Overtraining or Under Recovery?


Let me begin by saying yes, overtraining absolutely is a real thing, however, it’s not as easy to induce as is commonly believed. The impact of overtraining can be profound, taking months, or even years to recover from, depending on the severity. However, true overtraining is often only a concern for elite athletes in their sports. If you’re a novice or intermediate athlete the odds of you being overtrained are quite low. What you may experience is actually under-recovery. The two may sound similar but are very different in practice.

REAL Overtraining Syndrome is a state of prolonged performance decrease. It’s the result of accumulating more stress than can be dissipated, regardless of recovery. You’ve trained WAAAAY past your limit, so you’re stuck in a constant state of fatigue. REAL overtraining syndrome is essentially a near death experience for your body. Your body responds by pressing the reset button, which is why it takes so long to recover once you’ve induced it. If you’ve ever used a Windows PC and seen the dreaded Blue Screen of Death then you know exactly what I’m talking about. If you haven’t, it’s a computer freezing in the worst way possible and the only solution is to reboot. Even then there may still be some irreparable damage. That’s what we’re talking about here.

Under-recovery is simply a failure on your part to recover from an imposed stress. With proper recovery protocols (sleep and food) you would normally be able to recover and adapt. The fatigue you’ve accumulated causes a decrease in performance, and your failure to recover from it leaves you in a suppressed state. This can easily be remedied by ensuring that you’re recovering adequately.

Now, I know what you’re thinking. They both depend on your ability to recover from imposed stresses and cause a decrease in performance, so what’s the difference? The difference is that under-recovery happens when you’re careless with your recovery. With overtraining, it doesn’t matter how diligent you are; the accumulated stress is simply more than you could ever recover from. You’ve trained past your body’s ability to recover, regardless of how much you eat, sleep, meditate, etc. Under-recovery can be mitigated by improving recovery but by the time you’re overtrained it’s too late (unless you have a time machine and can go back and reduce your volume/intensity).

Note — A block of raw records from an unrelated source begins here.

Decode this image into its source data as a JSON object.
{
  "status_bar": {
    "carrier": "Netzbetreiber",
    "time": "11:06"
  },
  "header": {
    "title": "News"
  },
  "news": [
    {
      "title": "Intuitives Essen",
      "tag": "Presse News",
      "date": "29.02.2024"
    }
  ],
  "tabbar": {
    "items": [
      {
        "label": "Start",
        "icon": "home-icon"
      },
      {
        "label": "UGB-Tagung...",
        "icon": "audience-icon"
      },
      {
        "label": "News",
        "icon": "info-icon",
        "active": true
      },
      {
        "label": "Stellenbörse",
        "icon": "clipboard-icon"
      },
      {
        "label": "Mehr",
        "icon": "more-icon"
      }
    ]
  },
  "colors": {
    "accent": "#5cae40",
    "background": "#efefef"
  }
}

That being said, now we can get into why the odds of YOU inducing true overtraining are low. By now you should be familiar with progressive overload; gradually increasing volume & intensity over time to progress. When you’re a novice you don’t need much volume/intensity to get better. As you mature as an athlete you need increasing levels of volume/intensity to continue progressing. Fast-forward 8-10 years into your career and now you’re an elite athlete. You’re near or at your genetic potential. PRs are coming months at a time, in VERY small increments, if their coming at all. Your volume has to be programmed in large blocks because one or two days per week just ain’t cutting it anymore. In order to add even 1 kg to any of your lifts you have to expose yourself to levels of stress that you wouldn’t have been able to comprehend when you were a baby athlete. Training under these circumstances pushes your recoverability to its limit. It’s at this point that you’re in danger of overtraining. In your pursuit to get better you can inadvertently do more than you can handle under ideal circumstances and now you’re kind of screwed.

This isn’t the case for novice & intermediate athletes. To be clear, I’m not saying that it can’t happen only that it’s much less likely. As a novice or intermediate athlete you’re training doesn’t have the volume and intensity of an elite athlete (unless you’re the unlucky recipient of poor programming) so you’re not pushing your recoverability to its limit. HOWEVER, if you’re not recovering adequately from the stresses of training then you will put yourself into a state that is similar (read similar, not the same) as overtraining. This is short lived compared to overtraining. Once your recovery is in order you can be back to normal within a few days, or weeks at the most.

The big takeaway here is that if you’re a novice/intermediate athlete, overtraining should be low on your list of concerns. If you’re feeling particularly fatigued after a few days of training, look at your recovery before changing your programming. Make sure you’re doing everything you can do to recover adequately. Why reduce volume and skip sessions (potentially missing out on some delicious gains) when an extra hour of sleep and an extra bowl of rice, chicken, and broccoli would do the trick? Hit your training hard and recover harder. Leave overtraining for those unfortunate, awesome, elite athletes.





Kurt Roderick